(Items from a dataset)
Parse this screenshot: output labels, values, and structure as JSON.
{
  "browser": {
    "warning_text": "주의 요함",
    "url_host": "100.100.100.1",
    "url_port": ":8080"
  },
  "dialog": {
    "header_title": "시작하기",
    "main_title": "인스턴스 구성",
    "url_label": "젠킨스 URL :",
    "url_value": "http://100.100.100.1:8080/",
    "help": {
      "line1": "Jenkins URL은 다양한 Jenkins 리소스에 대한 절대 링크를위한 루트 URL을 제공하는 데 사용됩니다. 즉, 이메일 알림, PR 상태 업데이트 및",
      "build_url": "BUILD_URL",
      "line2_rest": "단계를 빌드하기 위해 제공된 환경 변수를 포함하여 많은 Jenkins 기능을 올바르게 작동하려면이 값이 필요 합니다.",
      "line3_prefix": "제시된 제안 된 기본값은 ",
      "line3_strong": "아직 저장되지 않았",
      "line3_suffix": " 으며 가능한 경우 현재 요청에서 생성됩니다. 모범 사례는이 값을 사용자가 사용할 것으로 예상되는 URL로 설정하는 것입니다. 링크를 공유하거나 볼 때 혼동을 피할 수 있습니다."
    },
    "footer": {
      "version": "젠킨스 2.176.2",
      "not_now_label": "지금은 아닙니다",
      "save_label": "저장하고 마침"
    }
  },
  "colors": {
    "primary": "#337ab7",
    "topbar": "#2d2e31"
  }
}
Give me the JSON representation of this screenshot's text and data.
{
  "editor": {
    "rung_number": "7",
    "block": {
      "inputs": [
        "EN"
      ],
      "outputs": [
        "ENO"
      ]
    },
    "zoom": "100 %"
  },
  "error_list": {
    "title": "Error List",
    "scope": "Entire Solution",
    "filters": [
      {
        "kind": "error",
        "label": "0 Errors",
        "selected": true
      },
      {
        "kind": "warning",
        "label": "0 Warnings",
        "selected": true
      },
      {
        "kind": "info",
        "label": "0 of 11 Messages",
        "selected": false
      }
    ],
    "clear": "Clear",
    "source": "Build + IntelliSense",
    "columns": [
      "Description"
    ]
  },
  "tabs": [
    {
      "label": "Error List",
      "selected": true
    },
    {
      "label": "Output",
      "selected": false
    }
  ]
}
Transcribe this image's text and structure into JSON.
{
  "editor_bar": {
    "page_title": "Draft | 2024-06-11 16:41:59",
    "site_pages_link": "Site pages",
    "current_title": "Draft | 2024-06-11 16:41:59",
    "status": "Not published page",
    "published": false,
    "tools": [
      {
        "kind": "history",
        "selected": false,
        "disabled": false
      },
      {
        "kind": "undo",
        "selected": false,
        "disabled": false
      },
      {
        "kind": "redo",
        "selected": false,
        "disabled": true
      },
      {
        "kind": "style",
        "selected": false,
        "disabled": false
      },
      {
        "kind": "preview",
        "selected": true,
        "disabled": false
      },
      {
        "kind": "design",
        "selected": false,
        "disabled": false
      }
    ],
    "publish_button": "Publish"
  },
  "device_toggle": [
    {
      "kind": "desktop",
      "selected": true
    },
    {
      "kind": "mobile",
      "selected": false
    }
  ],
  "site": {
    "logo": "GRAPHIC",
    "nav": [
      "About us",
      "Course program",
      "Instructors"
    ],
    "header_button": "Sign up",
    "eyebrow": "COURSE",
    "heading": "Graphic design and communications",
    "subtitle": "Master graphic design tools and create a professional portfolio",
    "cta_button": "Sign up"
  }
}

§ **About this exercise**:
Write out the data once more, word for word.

§ **Response box**:
Parse this screenshot: output labels, values, and structure as JSON.
{
  "browser": {
    "warning_text": "주의 요함",
    "url_host": "100.100.100.1",
    "url_port": ":8080"
  },
  "dialog": {
    "header_title": "시작하기",
    "main_title": "인스턴스 구성",
    "url_label": "젠킨스 URL :",
    "url_value": "http://100.100.100.1:8080/",
    "help": {
      "line1": "Jenkins URL은 다양한 Jenkins 리소스에 대한 절대 링크를위한 루트 URL을 제공하는 데 사용됩니다. 즉, 이메일 알림, PR 상태 업데이트 및",
      "build_url": "BUILD_URL",
      "line2_rest": "단계를 빌드하기 위해 제공된 환경 변수를 포함하여 많은 Jenkins 기능을 올바르게 작동하려면이 값이 필요 합니다.",
      "line3_prefix": "제시된 제안 된 기본값은 ",
      "line3_strong": "아직 저장되지 않았",
      "line3_suffix": " 으며 가능한 경우 현재 요청에서 생성됩니다. 모범 사례는이 값을 사용자가 사용할 것으로 예상되는 URL로 설정하는 것입니다. 링크를 공유하거나 볼 때 혼동을 피할 수 있습니다."
    },
    "footer": {
      "version": "젠킨스 2.176.2",
      "not_now_label": "지금은 아닙니다",
      "save_label": "저장하고 마침"
    }
  },
  "colors": {
    "primary": "#337ab7",
    "topbar": "#2d2e31"
  }
}
Give me the JSON representation of this screenshot's text and data.
{
  "editor": {
    "rung_number": "7",
    "block": {
      "inputs": [
        "EN"
      ],
      "outputs": [
        "ENO"
      ]
    },
    "zoom": "100 %"
  },
  "error_list": {
    "title": "Error List",
    "scope": "Entire Solution",
    "filters": [
      {
        "kind": "error",
        "label": "0 Errors",
        "selected": true
      },
      {
        "kind": "warning",
        "label": "0 Warnings",
        "selected": true
      },
      {
        "kind": "info",
        "label": "0 of 11 Messages",
        "selected": false
      }
    ],
    "clear": "Clear",
    "source": "Build + IntelliSense",
    "columns": [
      "Description"
    ]
  },
  "tabs": [
    {
      "label": "Error List",
      "selected": true
    },
    {
      "label": "Output",
      "selected": false
    }
  ]
}
Transcribe this image's text and structure into JSON.
{
  "editor_bar": {
    "page_title": "Draft | 2024-06-11 16:41:59",
    "site_pages_link": "Site pages",
    "current_title": "Draft | 2024-06-11 16:41:59",
    "status": "Not published page",
    "published": false,
    "tools": [
      {
        "kind": "history",
        "selected": false,
        "disabled": false
      },
      {
        "kind": "undo",
        "selected": false,
        "disabled": false
      },
      {
        "kind": "redo",
        "selected": false,
        "disabled": true
      },
      {
        "kind": "style",
        "selected": false,
        "disabled": false
      },
      {
        "kind": "preview",
        "selected": true,
        "disabled": false
      },
      {
        "kind": "design",
        "selected": false,
        "disabled": false
      }
    ],
    "publish_button": "Publish"
  },
  "device_toggle": [
    {
      "kind": "desktop",
      "selected": true
    },
    {
      "kind": "mobile",
      "selected": false
    }
  ],
  "site": {
    "logo": "GRAPHIC",
    "nav": [
      "About us",
      "Course program",
      "Instructors"
    ],
    "header_button": "Sign up",
    "eyebrow": "COURSE",
    "heading": "Graphic design and communications",
    "subtitle": "Master graphic design tools and create a professional portfolio",
    "cta_button": "Sign up"
  }
}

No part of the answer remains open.